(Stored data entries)

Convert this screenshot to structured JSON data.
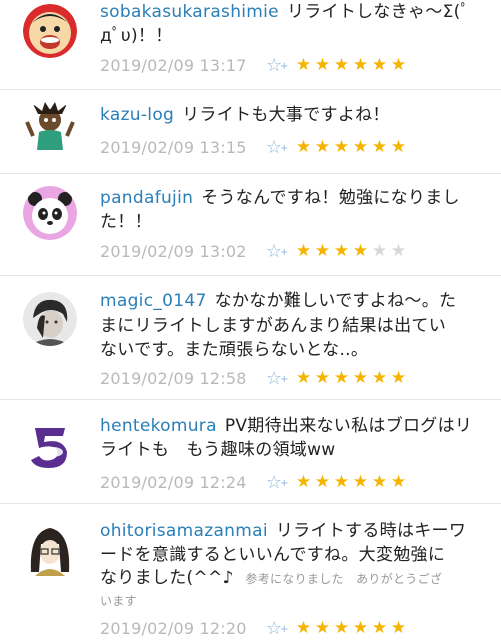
{
  "comments": [
    {
      "user": "sobakasukarashimie",
      "line1": "リライトしなきゃ～Σ(ﾟ",
      "line2": "дﾟυ)！！",
      "time": "2019/02/09 13:17",
      "rating": 6
    },
    {
      "user": "kazu-log",
      "line1": "リライトも大事ですよね！",
      "time": "2019/02/09 13:15",
      "rating": 6
    },
    {
      "user": "pandafujin",
      "line1": "そうなんですね！勉強になりまし",
      "line2": "た！！",
      "time": "2019/02/09 13:02",
      "rating": 4
    },
    {
      "user": "magic_0147",
      "line1": "なかなか難しいですよね～。た",
      "line2": "まにリライトしますがあんまり結果は出てい",
      "line3": "ないです。また頑張らないとな..。",
      "time": "2019/02/09 12:58",
      "rating": 6
    },
    {
      "user": "hentekomura",
      "line1": "PV期待出来ない私はブログはリ",
      "line2": "ライトも　もう趣味の領域ww",
      "time": "2019/02/09 12:24",
      "rating": 6
    },
    {
      "user": "ohitorisamazanmai",
      "line1": "リライトする時はキーワ",
      "line2": "ードを意識するといいんですね。大変勉強に",
      "line3": "なりました(^^♪",
      "note1": "参考になりました　ありがとうござ",
      "note2": "います",
      "time": "2019/02/09 12:20",
      "rating": 6
    }
  ],
  "icons": {
    "add_star": "star-outline-plus-icon",
    "rating_star": "star-icon"
  },
  "colors": {
    "username": "#2a7fb8",
    "star_on": "#f5b400",
    "star_off": "#d8d8d8",
    "timestamp": "#b9b9b9"
  }
}
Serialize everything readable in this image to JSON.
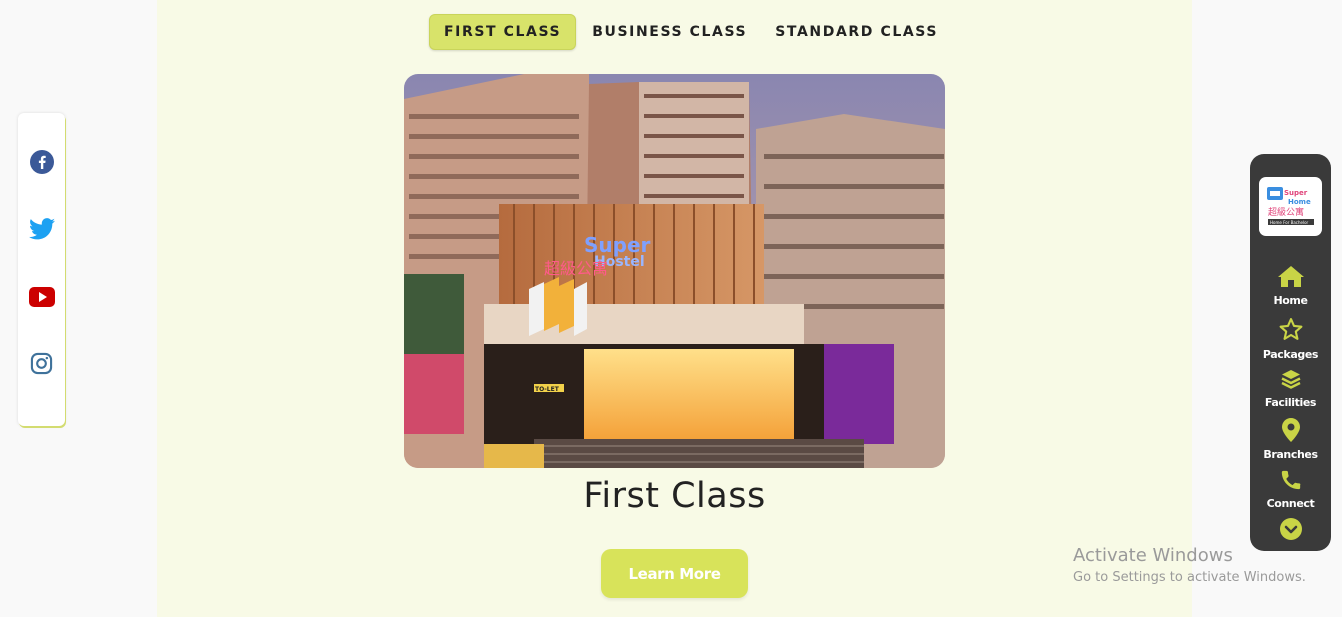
{
  "tabs": [
    {
      "label": "FIRST CLASS",
      "active": true
    },
    {
      "label": "BUSINESS CLASS",
      "active": false
    },
    {
      "label": "STANDARD CLASS",
      "active": false
    }
  ],
  "hero": {
    "sign_line1": "Super",
    "sign_line2": "Hostel",
    "sign_cjk": "超級公寓",
    "to_let": "TO-LET"
  },
  "title": "First Class",
  "learn_more_label": "Learn More",
  "social": [
    "facebook-icon",
    "twitter-icon",
    "youtube-icon",
    "instagram-icon"
  ],
  "logo": {
    "line1": "Super",
    "line2": "Home",
    "cjk": "超級公寓",
    "tag": "Home For Bachelor"
  },
  "nav": [
    {
      "label": "Home",
      "icon": "home-icon"
    },
    {
      "label": "Packages",
      "icon": "star-icon"
    },
    {
      "label": "Facilities",
      "icon": "layers-icon"
    },
    {
      "label": "Branches",
      "icon": "map-pin-icon"
    },
    {
      "label": "Connect",
      "icon": "phone-icon"
    }
  ],
  "watermark": {
    "line1": "Activate Windows",
    "line2": "Go to Settings to activate Windows."
  },
  "colors": {
    "accent": "#d8e35a",
    "panel": "#f8fae6",
    "nav_bg": "#3a3a3a",
    "facebook": "#3b5998",
    "twitter": "#1da1f2",
    "youtube": "#cc0000",
    "instagram": "#3f729b"
  }
}
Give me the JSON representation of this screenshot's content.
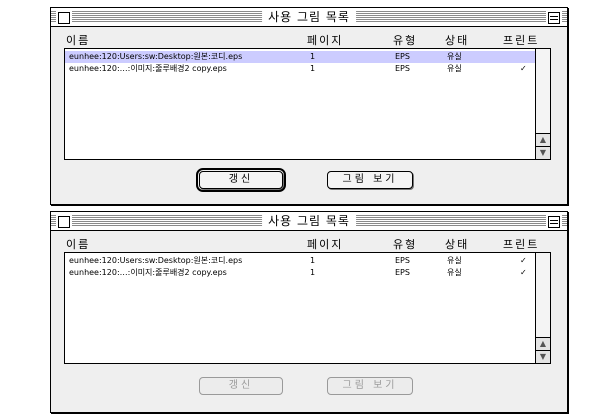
{
  "windows": [
    {
      "title": "사용 그림 목록",
      "columns": {
        "name": "이름",
        "page": "페이지",
        "type": "유형",
        "status": "상태",
        "print": "프린트"
      },
      "rows": [
        {
          "name": "eunhee:120:Users:sw:Desktop:원본:코디.eps",
          "page": "1",
          "type": "EPS",
          "status": "유실",
          "print": ""
        },
        {
          "name": "eunhee:120:…:이미지:줄루배경2 copy.eps",
          "page": "1",
          "type": "EPS",
          "status": "유실",
          "print": "✓"
        }
      ],
      "buttons": {
        "refresh": "갱신",
        "view": "그림 보기"
      }
    },
    {
      "title": "사용 그림 목록",
      "columns": {
        "name": "이름",
        "page": "페이지",
        "type": "유형",
        "status": "상태",
        "print": "프린트"
      },
      "rows": [
        {
          "name": "eunhee:120:Users:sw:Desktop:원본:코디.eps",
          "page": "1",
          "type": "EPS",
          "status": "유실",
          "print": "✓"
        },
        {
          "name": "eunhee:120:…:이미지:줄루배경2 copy.eps",
          "page": "1",
          "type": "EPS",
          "status": "유실",
          "print": "✓"
        }
      ],
      "buttons": {
        "refresh": "갱신",
        "view": "그림 보기"
      }
    }
  ]
}
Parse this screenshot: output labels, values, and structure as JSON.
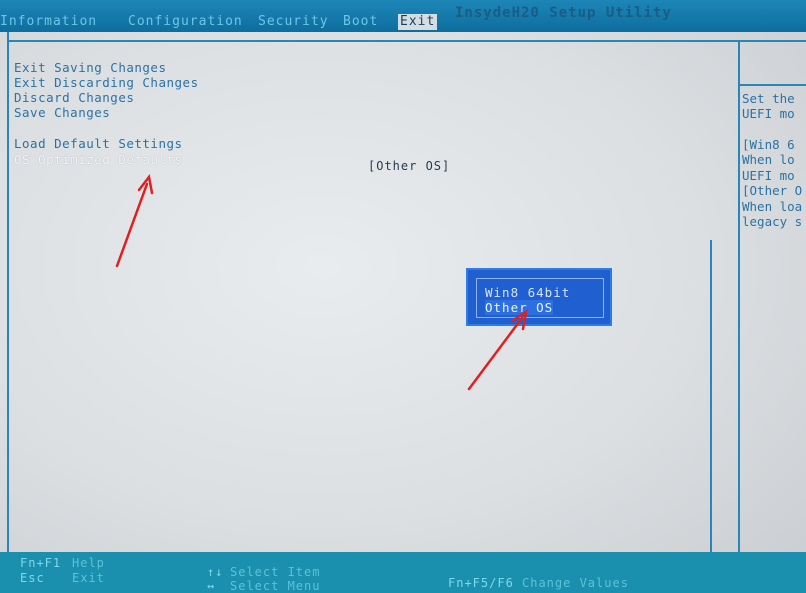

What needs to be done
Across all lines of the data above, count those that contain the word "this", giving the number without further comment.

Task response
4